Even Consumer Reports, which suspended its recommendations of the recalled vehicles largely because of the halt in sales, is in a forgiving mood. "We anticipate being able to reinstate the recommendations once we are satisfied that the problems have been remedied," says auto editor Rik Paul.

Grab a deal? Buyers in the market for new wheels have started to shun the brand, as well as sister nameplates Scion and Lexus. Kelley Blue Book predicts that new- and used-vehicle values will continue to soften as cars sit on dealers' lots.

That means lower prices for buyers, plus a lot more room to haggle. Kelley says that 2010 Prius models are selling for close to invoice price -- a $1,000 to $1,500 drop from sticker price. (Even used Prius models unaffected by recalls have seen a 1.5% drop in value.) expects Toyota to offer goodwill incentives, probably on all its models. You may also get a sweet deal on a used Toyota. Kelley is reporting that used cars now on dealers' lots have sunk in value by as much as 4.5%.

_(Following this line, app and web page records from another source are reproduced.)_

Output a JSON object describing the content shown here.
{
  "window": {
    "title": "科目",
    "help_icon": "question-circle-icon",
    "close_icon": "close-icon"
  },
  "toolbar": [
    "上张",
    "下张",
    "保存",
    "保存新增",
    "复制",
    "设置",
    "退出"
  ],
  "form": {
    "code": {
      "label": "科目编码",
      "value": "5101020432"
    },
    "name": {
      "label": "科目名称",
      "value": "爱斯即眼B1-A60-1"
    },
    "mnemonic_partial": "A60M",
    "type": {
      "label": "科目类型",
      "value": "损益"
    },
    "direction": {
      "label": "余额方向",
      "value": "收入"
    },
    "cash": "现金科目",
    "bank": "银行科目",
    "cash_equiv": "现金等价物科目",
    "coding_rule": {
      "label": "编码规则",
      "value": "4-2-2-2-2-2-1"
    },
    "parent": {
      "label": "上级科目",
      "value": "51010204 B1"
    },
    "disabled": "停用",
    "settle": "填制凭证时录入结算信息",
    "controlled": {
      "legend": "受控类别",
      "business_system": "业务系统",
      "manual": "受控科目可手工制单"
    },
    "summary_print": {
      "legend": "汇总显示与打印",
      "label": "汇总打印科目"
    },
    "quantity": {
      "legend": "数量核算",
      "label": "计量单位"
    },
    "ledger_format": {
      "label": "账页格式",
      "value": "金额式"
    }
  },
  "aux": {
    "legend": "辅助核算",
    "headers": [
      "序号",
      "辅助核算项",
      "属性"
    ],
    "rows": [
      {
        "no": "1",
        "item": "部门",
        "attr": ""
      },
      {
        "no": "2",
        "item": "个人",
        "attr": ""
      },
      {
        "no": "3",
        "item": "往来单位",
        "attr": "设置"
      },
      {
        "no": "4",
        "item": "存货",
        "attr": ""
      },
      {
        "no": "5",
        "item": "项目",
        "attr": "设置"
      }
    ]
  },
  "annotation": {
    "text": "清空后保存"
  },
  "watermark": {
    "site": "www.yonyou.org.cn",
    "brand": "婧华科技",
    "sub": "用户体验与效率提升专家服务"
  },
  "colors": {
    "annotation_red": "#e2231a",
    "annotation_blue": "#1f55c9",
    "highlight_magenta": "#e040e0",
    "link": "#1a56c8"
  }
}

Already a Toyota owner? Resist the urge to trade in your car, at least for now. Several manufacturers (including Chrysler, Ford and General Motors) are offering $1,000 rebates for Toyota trade-ins, but the lower trade-in value will likely erase your savings. The best thing to do is to get your vehicle fixed and wait a few months for values to settle before you decide whether to trade in or not.

Advice for owners. Recalls for two forms of unintended acceleration -- pedal entrapment by floor mats and sticking accelerator pedals -- affect eight models, and the company even temporarily suspended sales at the end of January. Then the 2010 Prius was added to the list of recalls -- for a software glitch that affects the braking system. Now the best-selling Corolla is being investigated for possible steering problems.

Toyota has begun mailing letters to owners of the recalled vehicles letting them know when to bring in their car for a fix. For more information on the recall, go to

If your gas pedal sticks, Consumer Reports recommends that you put the car in neutral, so that no power goes to the wheels. Then apply the brakes steadily until you can stop the vehicle. Shut off the engine with the transmission in neutral and then put the car in park. Do not pump the brakes; doing so can deplete the vacuum assist and require stronger brake pressure. And don't turn off the vehicle until you've stopped unless absolutely necessary -- that can lock up the steering.

Ask Jessica a question at, or write to her at 1729 H Street, N.W., Washington, DC 20006.

Jessica L. Anderson
Associate Editor, Kiplinger's Personal Finance
Anderson has been with Kiplinger since January 2004, when she joined the staff as a reporter. Since then, she's covered the gamut of personal finance issues—from mortgages and credit to spending wisely—and she heads up Kiplinger's annual automotive rankings. She holds a BA in journalism and mass communication from the University of North Carolina at Chapel Hill. She was the 2012 president of the Washington Automotive Press Association and serves on its board of directors. In 2014, she was selected for the North American Car and Truck Of the Year jury. The awards, presented at the Detroit Auto Show, have come to be regarded as the most prestigious of their kind in the U.S. because they involve no commercial tie-ins. The jury is composed of nationally recognized journalists from across the U.S. and Canada, who are selected on the basis of audience reach, experience, expertise, product knowledge, and reputation in the automotive community.